Goal of the exercise: If "into" shows up in a line of the material, return that line.

The data:
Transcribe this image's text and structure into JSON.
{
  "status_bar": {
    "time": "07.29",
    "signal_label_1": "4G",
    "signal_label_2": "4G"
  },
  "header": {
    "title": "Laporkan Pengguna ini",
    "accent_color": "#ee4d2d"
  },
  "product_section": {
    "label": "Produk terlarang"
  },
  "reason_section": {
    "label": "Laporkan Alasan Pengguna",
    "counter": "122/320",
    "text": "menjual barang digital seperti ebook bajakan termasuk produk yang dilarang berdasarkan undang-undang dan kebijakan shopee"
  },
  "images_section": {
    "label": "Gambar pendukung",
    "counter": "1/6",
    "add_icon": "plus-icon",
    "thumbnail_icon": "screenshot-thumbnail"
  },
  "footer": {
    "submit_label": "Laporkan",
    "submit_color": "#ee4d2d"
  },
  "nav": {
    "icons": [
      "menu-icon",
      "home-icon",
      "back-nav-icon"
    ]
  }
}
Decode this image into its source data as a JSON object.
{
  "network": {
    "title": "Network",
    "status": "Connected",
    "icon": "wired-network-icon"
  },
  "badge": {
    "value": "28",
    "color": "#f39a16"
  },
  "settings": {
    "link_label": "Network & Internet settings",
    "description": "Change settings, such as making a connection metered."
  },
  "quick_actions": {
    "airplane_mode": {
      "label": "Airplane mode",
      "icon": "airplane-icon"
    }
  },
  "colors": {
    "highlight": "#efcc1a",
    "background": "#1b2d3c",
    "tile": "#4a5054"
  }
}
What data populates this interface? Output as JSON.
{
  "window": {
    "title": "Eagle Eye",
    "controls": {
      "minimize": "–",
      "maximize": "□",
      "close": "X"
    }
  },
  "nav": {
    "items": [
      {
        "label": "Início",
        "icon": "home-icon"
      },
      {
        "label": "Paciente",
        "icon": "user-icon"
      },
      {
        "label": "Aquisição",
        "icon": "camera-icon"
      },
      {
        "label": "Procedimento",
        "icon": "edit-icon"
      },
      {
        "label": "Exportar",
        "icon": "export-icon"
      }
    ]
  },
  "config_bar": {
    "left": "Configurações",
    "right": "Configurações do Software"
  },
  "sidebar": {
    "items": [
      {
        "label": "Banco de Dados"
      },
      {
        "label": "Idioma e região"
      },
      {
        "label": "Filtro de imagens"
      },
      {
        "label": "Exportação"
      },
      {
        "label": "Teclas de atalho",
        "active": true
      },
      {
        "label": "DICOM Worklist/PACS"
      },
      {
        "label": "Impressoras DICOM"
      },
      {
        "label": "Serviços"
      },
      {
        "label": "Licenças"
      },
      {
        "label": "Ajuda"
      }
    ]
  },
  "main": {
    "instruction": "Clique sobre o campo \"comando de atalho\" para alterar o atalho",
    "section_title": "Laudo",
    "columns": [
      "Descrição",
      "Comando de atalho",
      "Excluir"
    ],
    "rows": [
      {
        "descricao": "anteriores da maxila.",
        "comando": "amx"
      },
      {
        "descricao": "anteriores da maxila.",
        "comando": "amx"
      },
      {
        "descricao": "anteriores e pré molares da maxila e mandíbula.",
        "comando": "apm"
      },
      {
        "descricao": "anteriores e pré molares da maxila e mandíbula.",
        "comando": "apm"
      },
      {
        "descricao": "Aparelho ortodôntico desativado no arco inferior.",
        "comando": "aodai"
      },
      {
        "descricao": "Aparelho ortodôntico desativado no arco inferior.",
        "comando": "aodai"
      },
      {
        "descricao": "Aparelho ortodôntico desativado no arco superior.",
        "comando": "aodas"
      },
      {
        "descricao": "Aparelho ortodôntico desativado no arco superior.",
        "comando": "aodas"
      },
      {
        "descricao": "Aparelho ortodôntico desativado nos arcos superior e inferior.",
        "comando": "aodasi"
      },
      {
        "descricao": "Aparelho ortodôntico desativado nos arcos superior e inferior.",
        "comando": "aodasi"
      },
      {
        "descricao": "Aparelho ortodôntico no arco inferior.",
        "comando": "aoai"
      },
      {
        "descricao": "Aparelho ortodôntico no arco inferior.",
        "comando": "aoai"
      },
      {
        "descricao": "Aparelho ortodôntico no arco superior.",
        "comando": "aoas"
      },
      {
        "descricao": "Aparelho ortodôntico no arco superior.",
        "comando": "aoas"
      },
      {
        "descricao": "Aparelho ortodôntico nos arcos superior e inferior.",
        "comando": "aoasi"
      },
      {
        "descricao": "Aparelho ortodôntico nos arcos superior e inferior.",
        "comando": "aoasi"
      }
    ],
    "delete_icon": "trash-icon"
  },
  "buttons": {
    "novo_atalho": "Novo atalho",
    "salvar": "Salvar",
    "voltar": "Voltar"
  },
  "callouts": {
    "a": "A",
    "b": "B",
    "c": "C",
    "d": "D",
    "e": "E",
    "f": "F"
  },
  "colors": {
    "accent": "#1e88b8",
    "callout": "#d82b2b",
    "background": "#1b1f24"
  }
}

Solved problem:
Transcribe this image's text and structure into JSON.
Decode this image into its source data as a JSON object.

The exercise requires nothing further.